Meet Emily Nabakooza,  Founder and Executive Director for Assisi Centre for Social Justice and Peace; a youth-centred social change, not-for-profit organisation working at the intersection of gender, justice, social inclusion and non violent resolution of conflicts in Ugandan schools and communities.

Emily graduated with a Masters in Peace and Conflict Studies in 2019 on a fellowship from Rotary International. The University of Queensland's Rotary Peace Centre is part of a global program to advance research, teaching, practical training and knowledge on issues of international relations, conflict resolution and peace-building. The School of Political Science and International Studies offers this  Master's Degree in Peace and Conflict Studies, aimed at potential world and community leaders, designed to have a practical effect on addressing international and regional conflicts. The Rotary Foundation’s decision to establish this unique program at The University of Queensland is recognition of the outstanding reputation of the Masters in Peace and Conflict Studies program within the School of Political Science and International Studies. The Centre is one of only seven worldwide. Emily's humanitarian work in Uganda is being supported by various Rotary organisations. Emily will make very good use of any resources she receives as she relieves extreme poverty and empowers women in her COVID stricken area of Uganda.
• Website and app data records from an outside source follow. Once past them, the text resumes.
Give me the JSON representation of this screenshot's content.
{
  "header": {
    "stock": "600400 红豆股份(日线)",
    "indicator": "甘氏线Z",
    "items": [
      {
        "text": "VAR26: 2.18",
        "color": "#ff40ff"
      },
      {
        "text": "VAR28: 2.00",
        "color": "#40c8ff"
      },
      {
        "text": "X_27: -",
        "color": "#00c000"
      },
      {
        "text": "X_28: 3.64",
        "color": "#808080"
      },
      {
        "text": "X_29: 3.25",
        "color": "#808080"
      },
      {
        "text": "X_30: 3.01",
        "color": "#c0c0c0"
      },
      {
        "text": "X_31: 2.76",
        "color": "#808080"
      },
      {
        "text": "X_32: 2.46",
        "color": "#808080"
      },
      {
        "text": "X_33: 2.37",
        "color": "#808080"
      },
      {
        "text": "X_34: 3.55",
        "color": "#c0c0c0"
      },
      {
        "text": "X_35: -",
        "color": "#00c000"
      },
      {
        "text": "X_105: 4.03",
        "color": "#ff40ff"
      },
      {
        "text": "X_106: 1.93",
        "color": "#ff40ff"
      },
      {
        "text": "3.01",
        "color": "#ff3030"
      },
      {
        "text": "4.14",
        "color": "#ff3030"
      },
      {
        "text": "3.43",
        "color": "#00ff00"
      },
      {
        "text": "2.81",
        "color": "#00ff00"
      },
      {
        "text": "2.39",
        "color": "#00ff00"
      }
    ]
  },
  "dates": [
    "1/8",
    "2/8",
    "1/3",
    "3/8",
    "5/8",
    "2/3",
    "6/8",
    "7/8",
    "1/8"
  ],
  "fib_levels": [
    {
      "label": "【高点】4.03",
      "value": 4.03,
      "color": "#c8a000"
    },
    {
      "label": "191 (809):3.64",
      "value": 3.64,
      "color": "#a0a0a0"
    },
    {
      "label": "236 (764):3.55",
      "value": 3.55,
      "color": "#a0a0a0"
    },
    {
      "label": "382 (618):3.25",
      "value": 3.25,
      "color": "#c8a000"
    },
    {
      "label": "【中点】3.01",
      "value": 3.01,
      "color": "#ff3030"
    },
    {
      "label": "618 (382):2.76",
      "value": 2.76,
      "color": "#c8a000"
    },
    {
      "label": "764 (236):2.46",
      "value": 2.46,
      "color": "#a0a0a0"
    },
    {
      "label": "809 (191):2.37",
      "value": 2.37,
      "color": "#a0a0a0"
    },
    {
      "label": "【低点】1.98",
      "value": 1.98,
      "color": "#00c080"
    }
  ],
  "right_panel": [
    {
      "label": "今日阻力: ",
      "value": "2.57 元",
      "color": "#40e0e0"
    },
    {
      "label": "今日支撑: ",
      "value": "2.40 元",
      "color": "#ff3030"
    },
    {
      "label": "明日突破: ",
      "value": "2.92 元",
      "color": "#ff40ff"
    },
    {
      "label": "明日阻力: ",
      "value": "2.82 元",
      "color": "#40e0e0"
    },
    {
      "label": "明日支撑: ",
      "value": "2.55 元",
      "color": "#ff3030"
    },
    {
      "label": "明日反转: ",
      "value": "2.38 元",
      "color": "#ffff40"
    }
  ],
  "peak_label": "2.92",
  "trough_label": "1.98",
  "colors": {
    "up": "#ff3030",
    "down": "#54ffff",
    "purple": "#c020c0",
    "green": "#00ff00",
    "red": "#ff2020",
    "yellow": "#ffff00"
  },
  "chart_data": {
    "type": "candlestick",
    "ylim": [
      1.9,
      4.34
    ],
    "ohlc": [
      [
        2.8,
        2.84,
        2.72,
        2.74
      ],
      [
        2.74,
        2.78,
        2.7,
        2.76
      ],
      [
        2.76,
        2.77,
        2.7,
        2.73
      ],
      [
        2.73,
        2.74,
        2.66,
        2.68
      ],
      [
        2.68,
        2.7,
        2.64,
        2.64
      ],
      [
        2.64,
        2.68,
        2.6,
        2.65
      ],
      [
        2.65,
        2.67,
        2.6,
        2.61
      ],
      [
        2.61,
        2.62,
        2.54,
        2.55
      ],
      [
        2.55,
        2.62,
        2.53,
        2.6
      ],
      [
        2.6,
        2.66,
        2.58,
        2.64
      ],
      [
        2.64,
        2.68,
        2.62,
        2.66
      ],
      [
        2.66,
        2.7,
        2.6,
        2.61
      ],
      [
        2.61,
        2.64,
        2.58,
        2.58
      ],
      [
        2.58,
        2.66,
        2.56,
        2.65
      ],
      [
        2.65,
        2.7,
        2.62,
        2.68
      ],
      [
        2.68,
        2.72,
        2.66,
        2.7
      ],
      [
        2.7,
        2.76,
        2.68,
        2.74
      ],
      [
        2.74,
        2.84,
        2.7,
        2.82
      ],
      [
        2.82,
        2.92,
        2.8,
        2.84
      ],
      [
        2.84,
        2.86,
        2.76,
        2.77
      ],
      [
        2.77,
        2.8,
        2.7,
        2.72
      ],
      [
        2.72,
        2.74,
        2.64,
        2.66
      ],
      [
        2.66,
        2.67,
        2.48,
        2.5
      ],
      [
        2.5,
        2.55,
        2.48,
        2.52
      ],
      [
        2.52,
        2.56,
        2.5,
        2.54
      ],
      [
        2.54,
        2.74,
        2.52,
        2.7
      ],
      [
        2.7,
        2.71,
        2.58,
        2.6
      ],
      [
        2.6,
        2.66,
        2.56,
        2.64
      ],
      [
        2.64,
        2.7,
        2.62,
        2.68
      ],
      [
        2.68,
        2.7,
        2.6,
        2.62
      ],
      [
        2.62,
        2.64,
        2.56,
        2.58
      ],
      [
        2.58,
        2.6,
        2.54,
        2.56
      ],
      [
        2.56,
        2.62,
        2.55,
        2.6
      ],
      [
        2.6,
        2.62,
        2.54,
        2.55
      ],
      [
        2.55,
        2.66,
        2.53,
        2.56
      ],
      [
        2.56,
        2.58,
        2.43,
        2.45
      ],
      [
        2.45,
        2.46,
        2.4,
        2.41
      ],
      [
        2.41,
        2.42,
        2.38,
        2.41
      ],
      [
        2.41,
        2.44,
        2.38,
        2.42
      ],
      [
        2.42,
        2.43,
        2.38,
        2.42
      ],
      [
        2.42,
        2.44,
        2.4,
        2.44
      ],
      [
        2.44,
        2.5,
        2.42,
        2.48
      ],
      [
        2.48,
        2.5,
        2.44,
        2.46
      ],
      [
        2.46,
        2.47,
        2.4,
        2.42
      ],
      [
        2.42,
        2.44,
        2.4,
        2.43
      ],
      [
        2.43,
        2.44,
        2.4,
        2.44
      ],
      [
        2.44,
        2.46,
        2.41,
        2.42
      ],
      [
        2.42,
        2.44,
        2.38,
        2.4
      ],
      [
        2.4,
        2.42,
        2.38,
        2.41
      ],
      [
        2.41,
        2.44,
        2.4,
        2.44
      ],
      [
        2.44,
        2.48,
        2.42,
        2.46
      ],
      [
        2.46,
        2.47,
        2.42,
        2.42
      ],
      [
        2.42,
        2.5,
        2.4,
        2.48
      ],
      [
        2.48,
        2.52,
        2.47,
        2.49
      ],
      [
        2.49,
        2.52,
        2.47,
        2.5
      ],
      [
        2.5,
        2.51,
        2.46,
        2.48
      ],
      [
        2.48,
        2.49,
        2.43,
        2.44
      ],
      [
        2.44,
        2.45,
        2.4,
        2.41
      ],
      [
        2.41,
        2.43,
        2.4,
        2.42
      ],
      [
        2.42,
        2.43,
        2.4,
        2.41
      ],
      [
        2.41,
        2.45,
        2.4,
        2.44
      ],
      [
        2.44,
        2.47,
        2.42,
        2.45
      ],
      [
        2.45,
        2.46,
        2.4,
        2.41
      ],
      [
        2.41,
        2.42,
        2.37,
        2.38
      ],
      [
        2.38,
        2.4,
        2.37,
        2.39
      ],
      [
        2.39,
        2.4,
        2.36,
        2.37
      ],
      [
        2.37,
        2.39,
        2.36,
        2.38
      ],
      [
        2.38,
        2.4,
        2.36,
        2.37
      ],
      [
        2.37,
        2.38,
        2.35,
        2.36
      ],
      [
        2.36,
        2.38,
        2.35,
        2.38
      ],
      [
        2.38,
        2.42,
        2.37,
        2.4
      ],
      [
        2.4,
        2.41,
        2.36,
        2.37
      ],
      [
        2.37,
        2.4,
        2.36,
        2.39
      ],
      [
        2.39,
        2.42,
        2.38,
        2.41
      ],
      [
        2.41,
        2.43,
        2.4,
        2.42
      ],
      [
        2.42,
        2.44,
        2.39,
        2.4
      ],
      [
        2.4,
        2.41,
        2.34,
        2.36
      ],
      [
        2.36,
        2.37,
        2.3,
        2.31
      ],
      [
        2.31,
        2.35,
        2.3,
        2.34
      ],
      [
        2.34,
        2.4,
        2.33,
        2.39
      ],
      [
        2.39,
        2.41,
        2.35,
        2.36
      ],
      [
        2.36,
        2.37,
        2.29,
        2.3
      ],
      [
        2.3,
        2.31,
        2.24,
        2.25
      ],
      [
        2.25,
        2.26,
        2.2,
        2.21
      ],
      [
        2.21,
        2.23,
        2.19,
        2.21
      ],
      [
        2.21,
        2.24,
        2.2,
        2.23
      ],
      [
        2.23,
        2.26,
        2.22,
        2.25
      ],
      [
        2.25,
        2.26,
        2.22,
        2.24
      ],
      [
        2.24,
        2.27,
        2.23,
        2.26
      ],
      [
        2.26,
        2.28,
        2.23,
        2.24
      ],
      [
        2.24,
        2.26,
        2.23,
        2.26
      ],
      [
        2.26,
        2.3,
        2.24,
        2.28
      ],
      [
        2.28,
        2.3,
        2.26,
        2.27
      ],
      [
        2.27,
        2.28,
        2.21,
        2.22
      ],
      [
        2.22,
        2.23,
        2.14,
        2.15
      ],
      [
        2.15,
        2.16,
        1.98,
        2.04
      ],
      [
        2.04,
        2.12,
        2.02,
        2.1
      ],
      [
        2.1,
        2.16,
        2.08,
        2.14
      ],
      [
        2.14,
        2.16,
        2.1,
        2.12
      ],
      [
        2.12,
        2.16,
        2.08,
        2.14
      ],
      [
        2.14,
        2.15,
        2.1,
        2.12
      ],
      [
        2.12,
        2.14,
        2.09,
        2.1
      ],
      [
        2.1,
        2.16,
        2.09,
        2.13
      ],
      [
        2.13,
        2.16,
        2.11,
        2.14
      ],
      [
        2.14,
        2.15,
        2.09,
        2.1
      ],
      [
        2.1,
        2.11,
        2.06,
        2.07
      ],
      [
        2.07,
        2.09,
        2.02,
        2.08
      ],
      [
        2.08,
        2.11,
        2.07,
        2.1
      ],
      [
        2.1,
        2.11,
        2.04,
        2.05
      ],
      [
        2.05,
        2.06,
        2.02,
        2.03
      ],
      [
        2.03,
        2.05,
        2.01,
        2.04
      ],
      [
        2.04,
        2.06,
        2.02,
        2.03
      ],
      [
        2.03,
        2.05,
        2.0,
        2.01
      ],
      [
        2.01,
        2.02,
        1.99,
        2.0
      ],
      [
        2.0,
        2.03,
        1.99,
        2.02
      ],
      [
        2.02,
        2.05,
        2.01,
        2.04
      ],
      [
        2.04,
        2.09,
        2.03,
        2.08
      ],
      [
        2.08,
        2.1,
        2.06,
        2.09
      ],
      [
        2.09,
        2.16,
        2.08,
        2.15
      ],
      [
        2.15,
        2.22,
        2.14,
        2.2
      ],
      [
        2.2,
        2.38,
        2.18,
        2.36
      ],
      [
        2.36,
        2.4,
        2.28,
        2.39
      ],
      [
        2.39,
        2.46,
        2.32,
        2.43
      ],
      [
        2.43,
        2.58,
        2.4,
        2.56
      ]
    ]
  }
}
Emily landed a volunteering job with an emergency response space at one of the IDP camps in Northern Uganda during the civil war. It was here that the then 19-year-old’s passion for social justice and peace was sparked. “I was able to connect how small changes such as; supporting camp residents with information on proper use of pit latrines and hand washing practices dignified their lives – and how assisting residents to access to food and clean drinking water in the broader sense, created healthier, efficient and productive communities.” The experience shaped Emily’s conviction that helping people to move beyond their hardships was important to her, and that this was how she wanted to contribute to the world.

Emily with one of the IDP Camp
leaders in Kasese District during
food distribution 

Cognisant that in order to realize her newfound dream, she needed to get professional training in peace and development through study opportunities, training and practice, Emily hit the ground running. “However, it was my recent experience of working extensively with young people on multiple peace building initiatives that solidified the desire to start the Assisi Centre for Social Justice and Peace. Between 2011 – 2017, I had the opportunity to witness young people lead and participate in important change processes that transformed their communities. Amidst prejudices and stereo-types that often dismiss and perceive young people as ignorant and simply drivers of conflict or negative forces of change – across different geographical locations, I desired to change this narrative through an initiative that would potentially mentor and train young people to show case their positive experiences and – to activate their potential to find their own voices and positions in change processes of our interconnected world.”

Officially launched in 2019, the Assisi Centre for Social Justice and Peace exists to accelerate inclusive actions towards an equal, just and peaceful Ugandan society for all. In pursuit of their goal, the Centre focuses on four main pillars that include; working closely with individuals, institutions and communities to tackle root causes of violence in all its form against children, women and girls, advancing processes that fully utilise the potential of women and girls, and young people to challenge barriers that constrain their choice and agency, as well as scaling innovative interventions that build competencies for conflict resolution and abilities to drive sustainable peace and development among targeted groups.”

Barely a year following its launch, the Centre has registered several achievements through its different programs, mainly in emergence response, with support from Rotary District 9705 in Australia and the Rotary Club of Canberra. They include reduction in the prevalence of COVID-19 driven- hunger and malnutrition among highly vulnerable communities that has seen over 1,250 beneficiaries, providing women food vendors the opportunity to revitalize their businesses through the ‘AKABBO KA BAKYALA’ (Women’s Basket) project - “A total number of 45 women food vendors from the districts above received cash assistance and so far report that AKABBO KABAKYALA initiative has given them a chance to restore their income earning opportunities and to support their families with essential basic necessities at this time of the COVID-19 crisis" Emily commented.

Additionally, as part of the Centre’s efforts to protect highly vulnerable communities from COVID-19, Emily and her team have successfully conducted a rapid assessment to ascertain how the Centre could contribute towards local capacities to stop the spread of COVID-19 in highly populated areas like markets. “Preparations are underway to install two foot-pedal handwashing stations that will be access by more than 300 people in our first beneficiary community – Ggaba market.”

Like other organisations around the world, the Centre’s operations were adversely affected by the COVID-19 global pandemic leading to the abrupt suspension of its program activities that were at the take off stage. However, to cope with funding uncertainties, they have put in place cost cutting measures like working from home, thereby reducing travel and operating remotely through community volunteers. “Our internal and external systems of communication, because of this measure, were significantly affected especially as there is reduced face to face interaction with our beneficiary communities and ourselves as a team. Nevertheless, we are also navigating a few opportunities that this challenge presents especially in terms of how to adapt to what is increasingly becoming the new digital norm in order to engage with our stakeholders and to connect with new audiences.”


Emily with colleagues during the 2019
Rotary Peace Seminar at The University of Queensland